Asian Ideas Work in the West
Lastly, one of the great, exciting opportunities about functional foods is how ideas can be found in faraway places and made to work in totally new markets. It’s a fact that some of the most successful ideas of the last 20 years are ones that originated in Asia, such as:
- Energy Drinks. Red Bull, first launched in Thailand in 1973, has created a $50 billion category, worldwide. And it was first inspired by energy drinks launched in Japan in the 1950s.
- Energy Shots. 5-Hour Energy’s 100 ml shot format, launched in the U.S. in 2007, has created a $1.5 billion business in the U.S. But the idea is an old Asian one; energy shots first appeared in Japan in 1962.
Other Asian ideas that have succeeded in other markets include: probiotic dairy products, soy milk, green tea (and indeed black tea), Kombucha (a fermented tea drink with probiotics and yeast widely consumed for its health benefits in north Asia and already a $300 million business in the U.S.).

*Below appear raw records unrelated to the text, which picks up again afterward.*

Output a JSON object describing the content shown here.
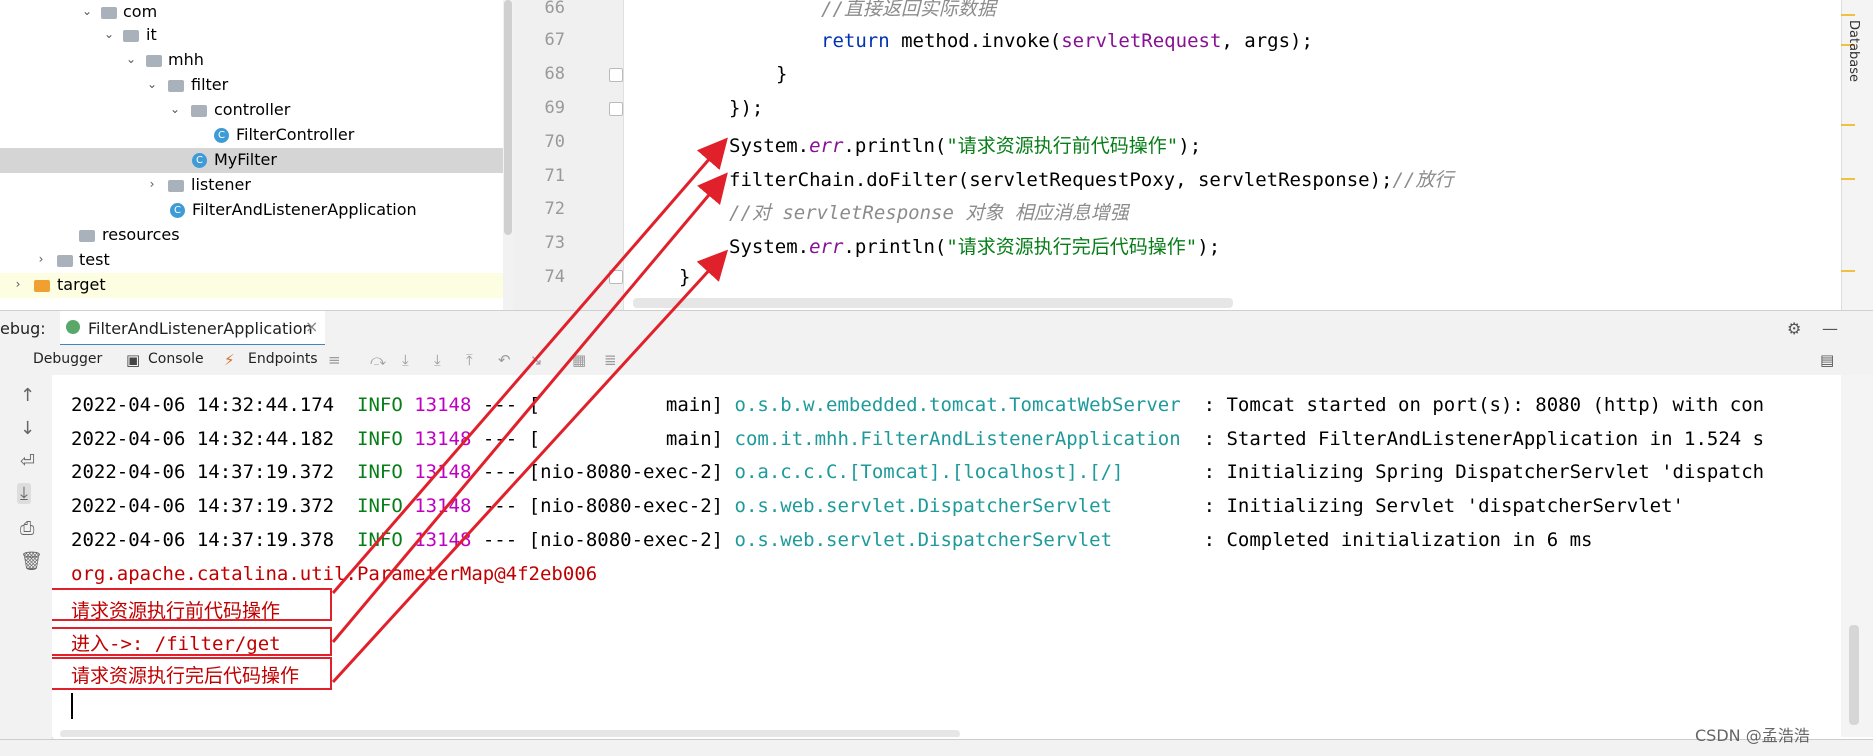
{
  "project_tree": {
    "items": [
      {
        "label": "com",
        "type": "folder",
        "expanded": true
      },
      {
        "label": "it",
        "type": "folder",
        "expanded": true
      },
      {
        "label": "mhh",
        "type": "folder",
        "expanded": true
      },
      {
        "label": "filter",
        "type": "folder",
        "expanded": true
      },
      {
        "label": "controller",
        "type": "folder",
        "expanded": true
      },
      {
        "label": "FilterController",
        "type": "class"
      },
      {
        "label": "MyFilter",
        "type": "class",
        "selected": true
      },
      {
        "label": "listener",
        "type": "folder",
        "expanded": false
      },
      {
        "label": "FilterAndListenerApplication",
        "type": "class"
      },
      {
        "label": "resources",
        "type": "folder"
      },
      {
        "label": "test",
        "type": "folder",
        "expanded": false
      },
      {
        "label": "target",
        "type": "folder-orange",
        "expanded": false
      }
    ]
  },
  "editor": {
    "line_numbers": [
      "66",
      "67",
      "68",
      "69",
      "70",
      "71",
      "72",
      "73",
      "74"
    ],
    "lines": {
      "l66": "//直接返回实际数据",
      "l67_kw": "return",
      "l67_a": " method.invoke(",
      "l67_p": "servletRequest",
      "l67_b": ", args);",
      "l68": "}",
      "l69": "});",
      "l70_a": "System.",
      "l70_err": "err",
      "l70_b": ".println(",
      "l70_str": "\"请求资源执行前代码操作\"",
      "l70_c": ");",
      "l71_a": "filterChain.doFilter(servletRequestPoxy, servletResponse);",
      "l71_cmt": "//放行",
      "l72": "//对 servletResponse 对象 相应消息增强",
      "l73_a": "System.",
      "l73_err": "err",
      "l73_b": ".println(",
      "l73_str": "\"请求资源执行完后代码操作\"",
      "l73_c": ");",
      "l74": "}"
    },
    "right_tab": "Database"
  },
  "debug": {
    "label": "ebug:",
    "tab": "FilterAndListenerApplication",
    "tabs": [
      "Debugger",
      "Console",
      "Endpoints"
    ]
  },
  "console": {
    "lines": [
      {
        "ts": "2022-04-06 14:32:44.174",
        "level": "INFO",
        "pid": "13148",
        "sep": " --- [",
        "thread": "           main]",
        "logger": "o.s.b.w.embedded.tomcat.TomcatWebServer",
        "msg": ": Tomcat started on port(s): 8080 (http) with con"
      },
      {
        "ts": "2022-04-06 14:32:44.182",
        "level": "INFO",
        "pid": "13148",
        "sep": " --- [",
        "thread": "           main]",
        "logger": "com.it.mhh.FilterAndListenerApplication",
        "msg": ": Started FilterAndListenerApplication in 1.524 s"
      },
      {
        "ts": "2022-04-06 14:37:19.372",
        "level": "INFO",
        "pid": "13148",
        "sep": " --- [",
        "thread": "nio-8080-exec-2]",
        "logger": "o.a.c.c.C.[Tomcat].[localhost].[/]",
        "msg": ": Initializing Spring DispatcherServlet 'dispatch"
      },
      {
        "ts": "2022-04-06 14:37:19.372",
        "level": "INFO",
        "pid": "13148",
        "sep": " --- [",
        "thread": "nio-8080-exec-2]",
        "logger": "o.s.web.servlet.DispatcherServlet",
        "msg": ": Initializing Servlet 'dispatcherServlet'"
      },
      {
        "ts": "2022-04-06 14:37:19.378",
        "level": "INFO",
        "pid": "13148",
        "sep": " --- [",
        "thread": "nio-8080-exec-2]",
        "logger": "o.s.web.servlet.DispatcherServlet",
        "msg": ": Completed initialization in 6 ms"
      }
    ],
    "param_map": "org.apache.catalina.util.ParameterMap@4f2eb006",
    "before": "请求资源执行前代码操作",
    "enter": "进入->: /filter/get",
    "after": "请求资源执行完后代码操作"
  },
  "watermark": "CSDN @孟浩浩",
  "colors": {
    "annotation": "#e0202a",
    "keyword": "#0033b3",
    "string": "#067d17",
    "log_info": "#067d17",
    "log_pid": "#c000c0",
    "log_logger": "#1e9a9a"
  }
}
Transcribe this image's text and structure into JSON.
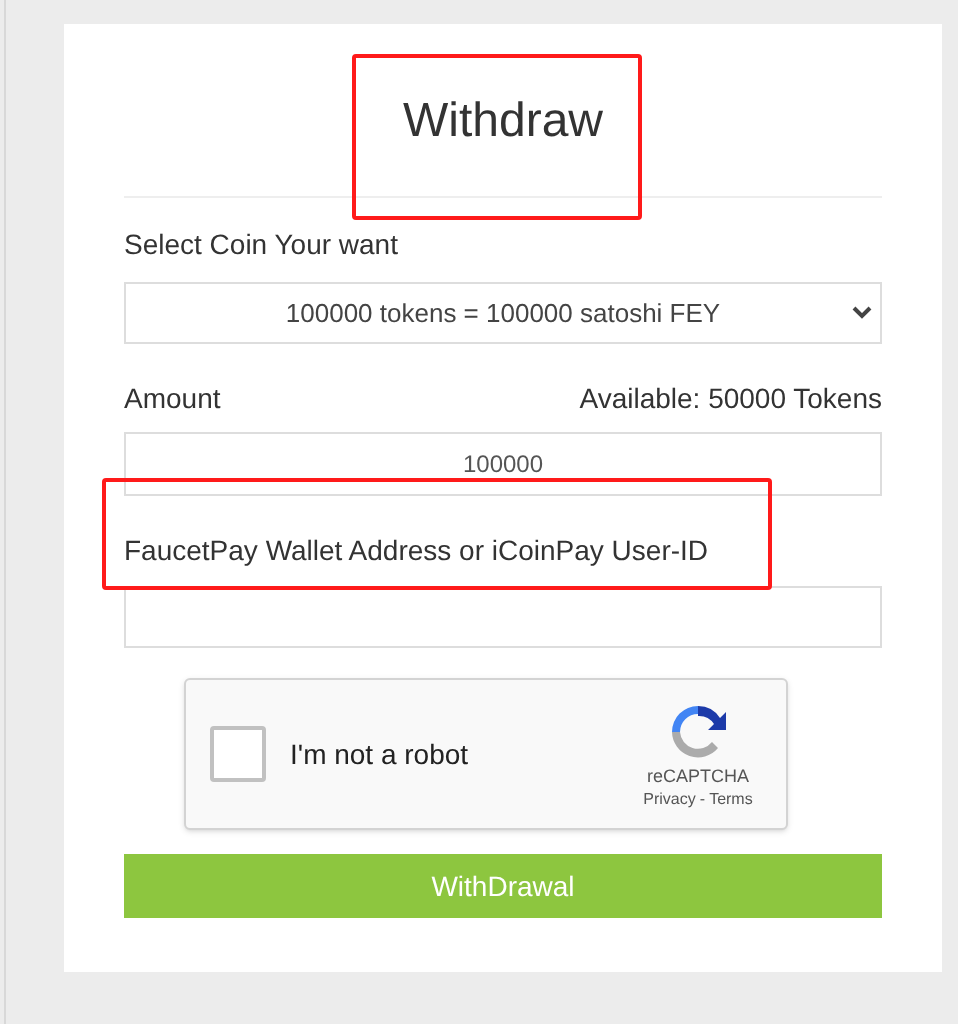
{
  "title": "Withdraw",
  "coin_select": {
    "label": "Select Coin Your want",
    "value": "100000 tokens = 100000 satoshi FEY"
  },
  "amount": {
    "label": "Amount",
    "available": "Available: 50000 Tokens",
    "value": "100000"
  },
  "wallet": {
    "label": "FaucetPay Wallet Address or iCoinPay User-ID"
  },
  "captcha": {
    "label": "I'm not a robot",
    "checked": false,
    "brand": "reCAPTCHA",
    "privacy": "Privacy",
    "separator": "-",
    "terms": "Terms"
  },
  "submit": "WithDrawal"
}
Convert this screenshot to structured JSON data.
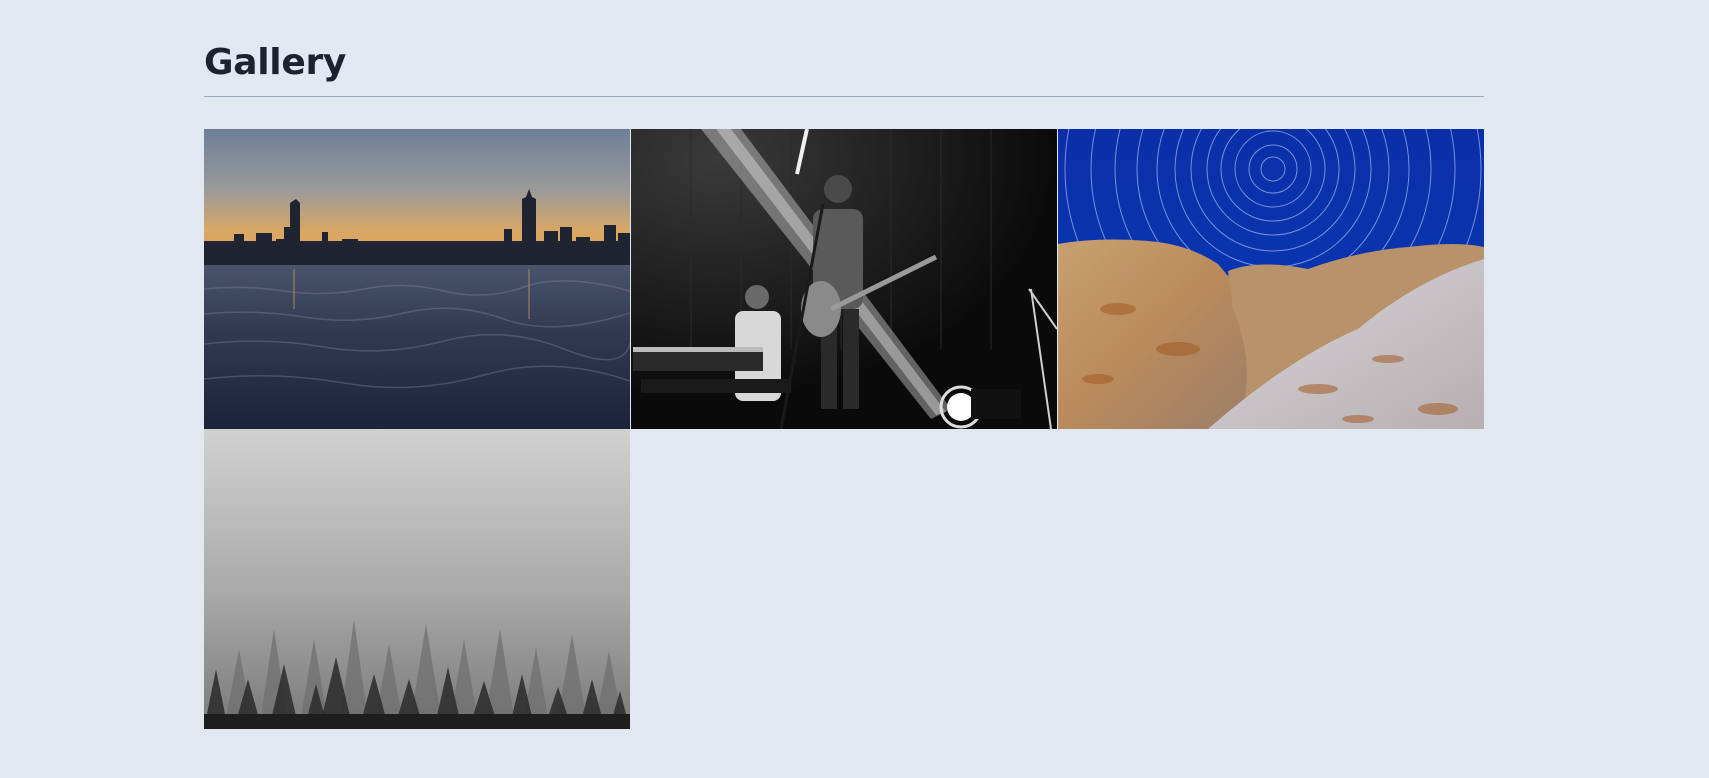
{
  "page": {
    "title": "Gallery"
  },
  "gallery": {
    "images": [
      {
        "name": "city-skyline-image"
      },
      {
        "name": "concert-stage-image"
      },
      {
        "name": "star-trails-image"
      },
      {
        "name": "foggy-forest-image"
      }
    ]
  },
  "colors": {
    "background": "#e2e8f1",
    "title": "#1c2230",
    "rule": "#9ba6b6"
  }
}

About the author: Julian Mellentin is an expert on the business of functional foods, who has been involved in this area for nearly 20 years. He is also the editor of New Nutrition Business, a long-established international journal covering the global nutrition business. He can be reached at firstname.lastname@example.org; Website: www.new-nutrition.com.